As part of the Curator's Choice series, I asked Elizabeth Goring – who was recommended to me, but whom I didn't know – to talk about her favorite piece. Since then I have spoken to her several times and have found that she brings an slightly different perspective to her love of jewelry. Usually a curator will respond with a piece from their museum's collection but Elizabeth had recently retired from her position at the National Museums of Scotland and so she reponds with a story about a piece she owns. Her connection to the study of archelogy is crucial to the story – and might just demonstrate a crucial link between that practice and comtemporary jewelry itself.
All objects can tell stories to those prepared to listen; jewels, by their very nature, are perhaps able to relate the most personal. The story of the piece I have chosen from my own collection of jewelry is one of a gift, given in friendship and returned in friendship – with an extraordinary level of interest.

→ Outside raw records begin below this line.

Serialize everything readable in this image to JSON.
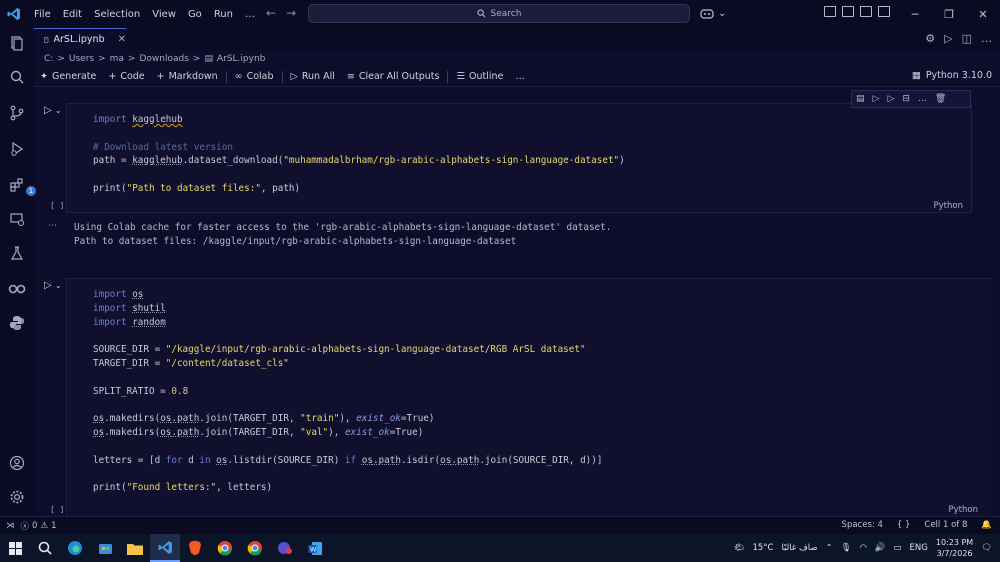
{
  "menu": [
    "File",
    "Edit",
    "Selection",
    "View",
    "Go",
    "Run",
    "…"
  ],
  "search": {
    "label": "Search"
  },
  "tab": {
    "title": "ArSL.ipynb"
  },
  "breadcrumb": [
    "C:",
    ">",
    "Users",
    ">",
    "ma",
    ">",
    "Downloads",
    ">",
    "ArSL.ipynb"
  ],
  "toolbar": {
    "generate": "Generate",
    "code": "Code",
    "markdown": "Markdown",
    "colab": "Colab",
    "run_all": "Run All",
    "clear_outputs": "Clear All Outputs",
    "outline": "Outline",
    "more": "…",
    "kernel": "Python 3.10.0"
  },
  "cell1": {
    "exec": "[ ]",
    "lang": "Python",
    "lines": {
      "l1_kw": "import",
      "l1_mod": "kagglehub",
      "l3": "# Download latest version",
      "l4_pre": "path = ",
      "l4_mod": "kagglehub",
      "l4_fn": ".dataset_download(",
      "l4_str": "\"muhammadalbrham/rgb-arabic-alphabets-sign-language-dataset\"",
      "l4_end": ")",
      "l6_fn": "print(",
      "l6_str": "\"Path to dataset files:\"",
      "l6_end": ", path)"
    }
  },
  "output1": {
    "line1": "Using Colab cache for faster access to the 'rgb-arabic-alphabets-sign-language-dataset' dataset.",
    "line2": "Path to dataset files: /kaggle/input/rgb-arabic-alphabets-sign-language-dataset"
  },
  "cell2": {
    "exec": "[ ]",
    "lang": "Python",
    "lines": {
      "i1": "os",
      "i2": "shutil",
      "i3": "random",
      "kw": "import",
      "src_pre": "SOURCE_DIR = ",
      "src_str": "\"/kaggle/input/rgb-arabic-alphabets-sign-language-dataset/RGB ArSL dataset\"",
      "tgt_pre": "TARGET_DIR = ",
      "tgt_str": "\"/content/dataset_cls\"",
      "split_pre": "SPLIT_RATIO = ",
      "split_num": "0.8",
      "mk1_os": "os",
      "mk1_mid": ".makedirs(",
      "mk1_os2": "os",
      "mk1_path": ".path",
      "mk1_join": ".join(TARGET_DIR, ",
      "mk1_str": "\"train\"",
      "mk1_sep": "), ",
      "mk1_kw": "exist_ok",
      "mk1_end": "=True)",
      "mk2_str": "\"val\"",
      "let_pre": "letters = [d ",
      "let_for": "for",
      "let_d": " d ",
      "let_in": "in",
      "let_sp": " ",
      "let_os": "os",
      "let_list": ".listdir(SOURCE_DIR) ",
      "let_if": "if",
      "let_sp2": " ",
      "let_os2": "os",
      "let_path": ".path",
      "let_isdir": ".isdir(",
      "let_os3": "os",
      "let_path2": ".path",
      "let_join": ".join(SOURCE_DIR, d))]",
      "pr_fn": "print(",
      "pr_str": "\"Found letters:\"",
      "pr_end": ", letters)"
    }
  },
  "status": {
    "errors": "0",
    "warnings": "1",
    "spaces": "Spaces: 4",
    "braces": "{ }",
    "cell": "Cell 1 of 8"
  },
  "taskbar": {
    "weather": "15°C",
    "weather_text": "صاف غالبًا",
    "lang": "ENG",
    "time": "10:23 PM",
    "date": "3/7/2026"
  }
}
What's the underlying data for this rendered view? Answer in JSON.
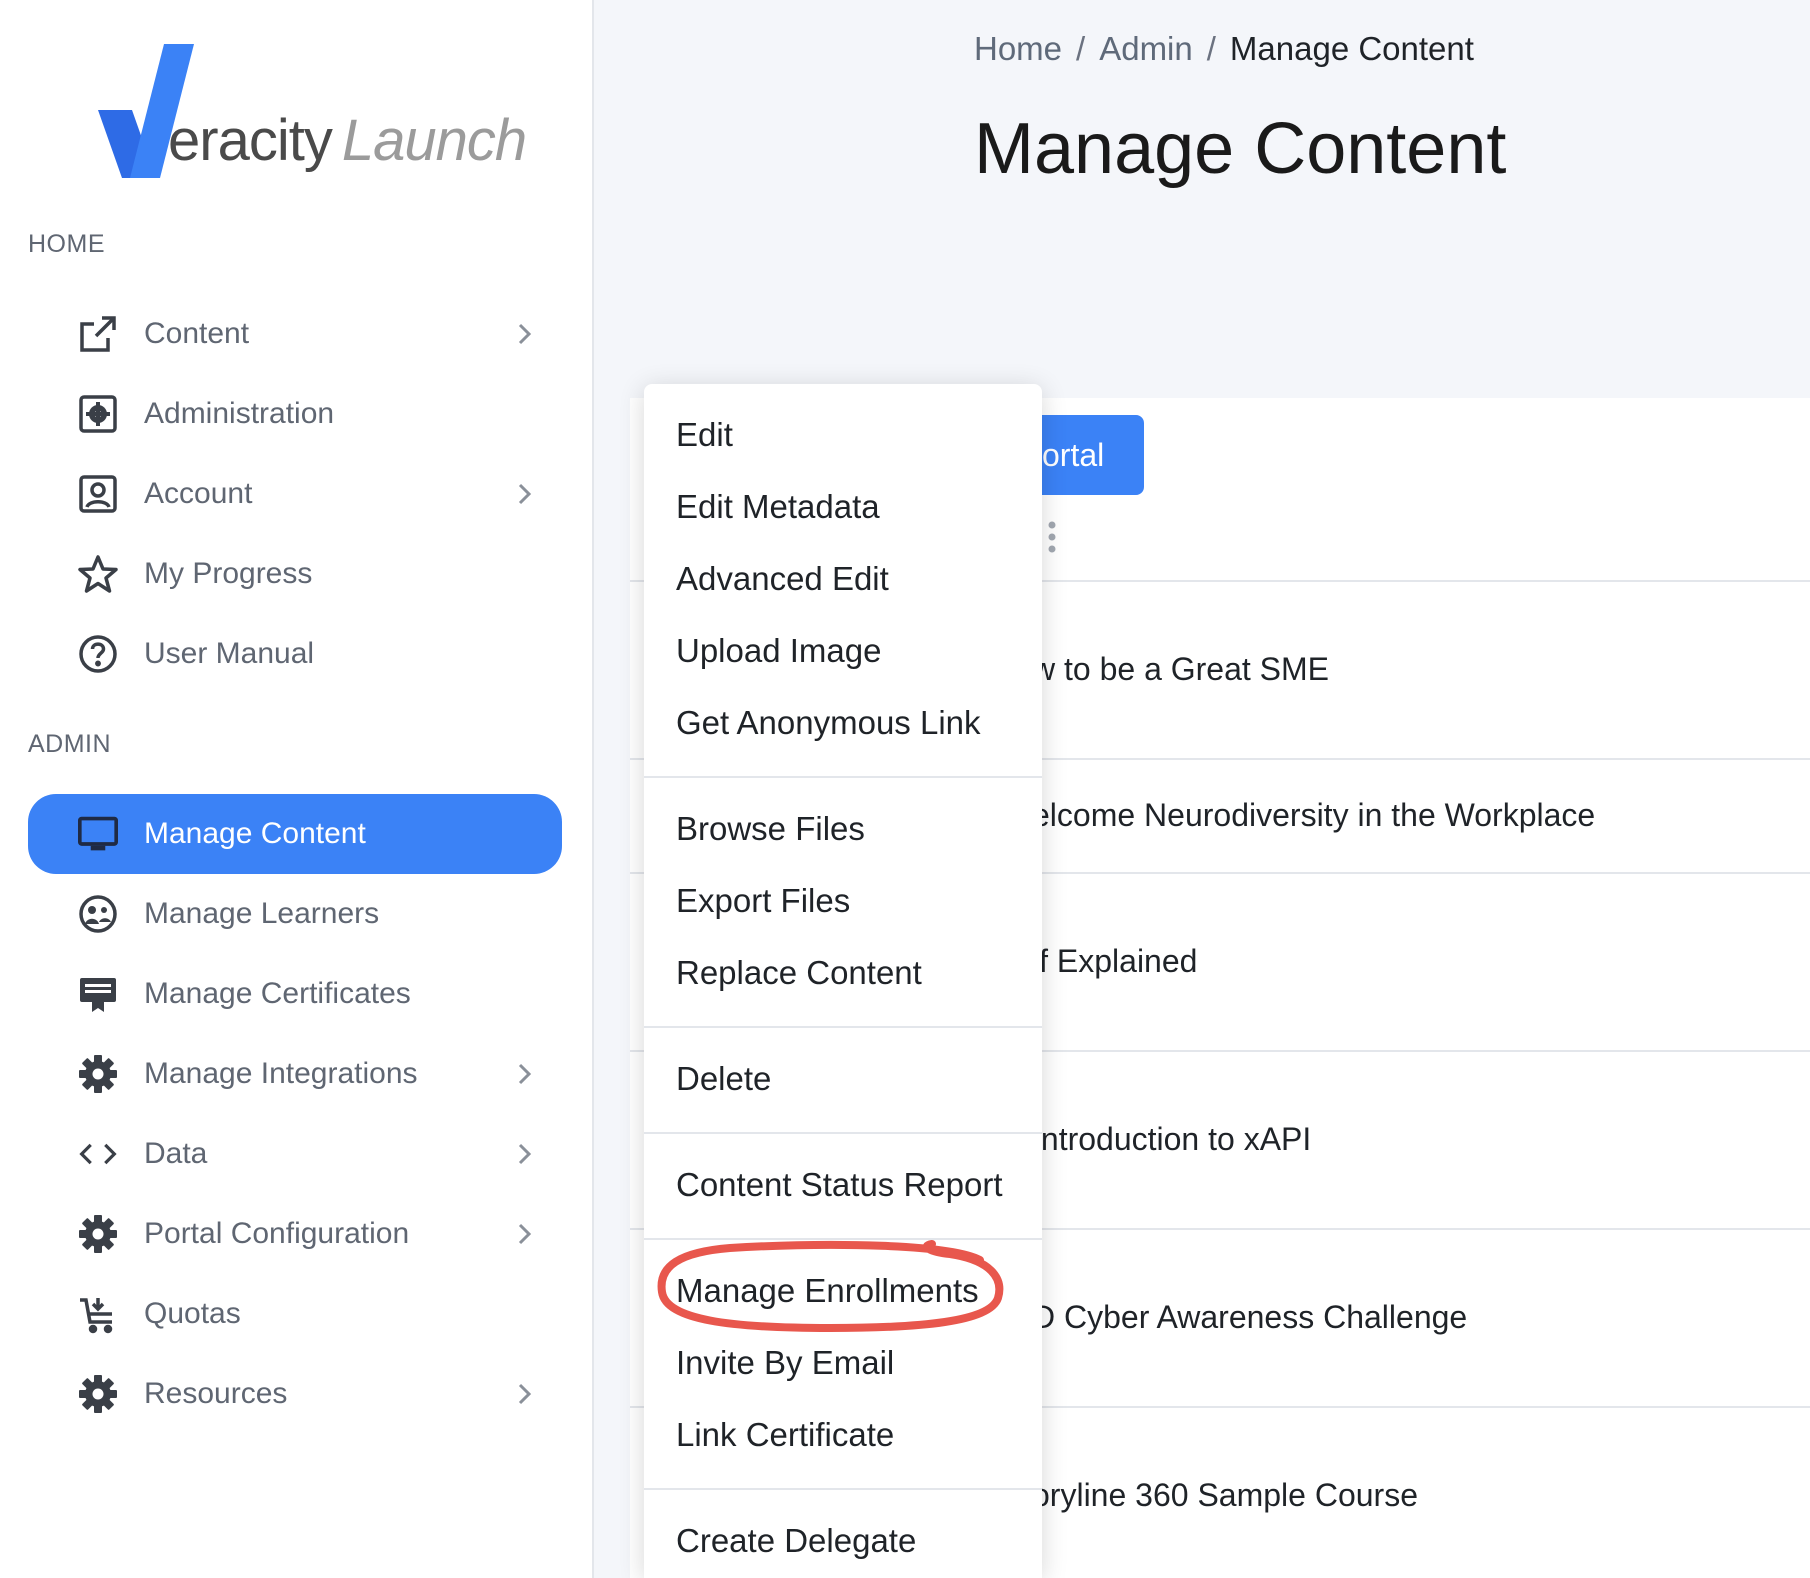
{
  "brand": {
    "logo_word1": "eracity",
    "logo_word2": "Launch",
    "accent_color": "#3b82f6"
  },
  "sidebar": {
    "home_label": "HOME",
    "admin_label": "ADMIN",
    "home_items": [
      {
        "label": "Content",
        "icon": "external-link-icon",
        "has_chevron": true
      },
      {
        "label": "Administration",
        "icon": "admin-gear-icon",
        "has_chevron": false
      },
      {
        "label": "Account",
        "icon": "account-icon",
        "has_chevron": true
      },
      {
        "label": "My Progress",
        "icon": "star-icon",
        "has_chevron": false
      },
      {
        "label": "User Manual",
        "icon": "help-circle-icon",
        "has_chevron": false
      }
    ],
    "admin_items": [
      {
        "label": "Manage Content",
        "icon": "monitor-icon",
        "active": true
      },
      {
        "label": "Manage Learners",
        "icon": "learners-icon"
      },
      {
        "label": "Manage Certificates",
        "icon": "certificate-icon"
      },
      {
        "label": "Manage Integrations",
        "icon": "gear-icon",
        "has_chevron": true
      },
      {
        "label": "Data",
        "icon": "code-icon",
        "has_chevron": true
      },
      {
        "label": "Portal Configuration",
        "icon": "gear-icon",
        "has_chevron": true
      },
      {
        "label": "Quotas",
        "icon": "cart-icon"
      },
      {
        "label": "Resources",
        "icon": "gear-icon",
        "has_chevron": true
      }
    ]
  },
  "breadcrumb": {
    "home": "Home",
    "admin": "Admin",
    "current": "Manage Content",
    "separator": "/"
  },
  "page_title": "Manage Content",
  "portal_button_visible_text": "ortal",
  "content_rows": [
    "w to be a Great SME",
    "elcome Neurodiversity in the Workplace",
    "lf Explained",
    "Introduction to xAPI",
    "D Cyber Awareness Challenge",
    "oryline 360 Sample Course"
  ],
  "context_menu": {
    "items": [
      "Edit",
      "Edit Metadata",
      "Advanced Edit",
      "Upload Image",
      "Get Anonymous Link",
      "Browse Files",
      "Export Files",
      "Replace Content",
      "Delete",
      "Content Status Report",
      "Manage Enrollments",
      "Invite By Email",
      "Link Certificate",
      "Create Delegate"
    ],
    "highlighted": "Manage Enrollments",
    "annotation_color": "#e8574d"
  }
}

My professional life has combined two parallel but interwoven strands. Many people know me as a contemporary jewelry specialist. I was Curator of Modern Jewelry at the National Museums of Scotland for more than twenty years, where I built a major international public collection. But I am also an archaeologist and I simultaneously held the post of Curator of Mediterranean Archaeology at the same museum. The two strands are interlinked by a passionate interest in the making and purpose of jewelry.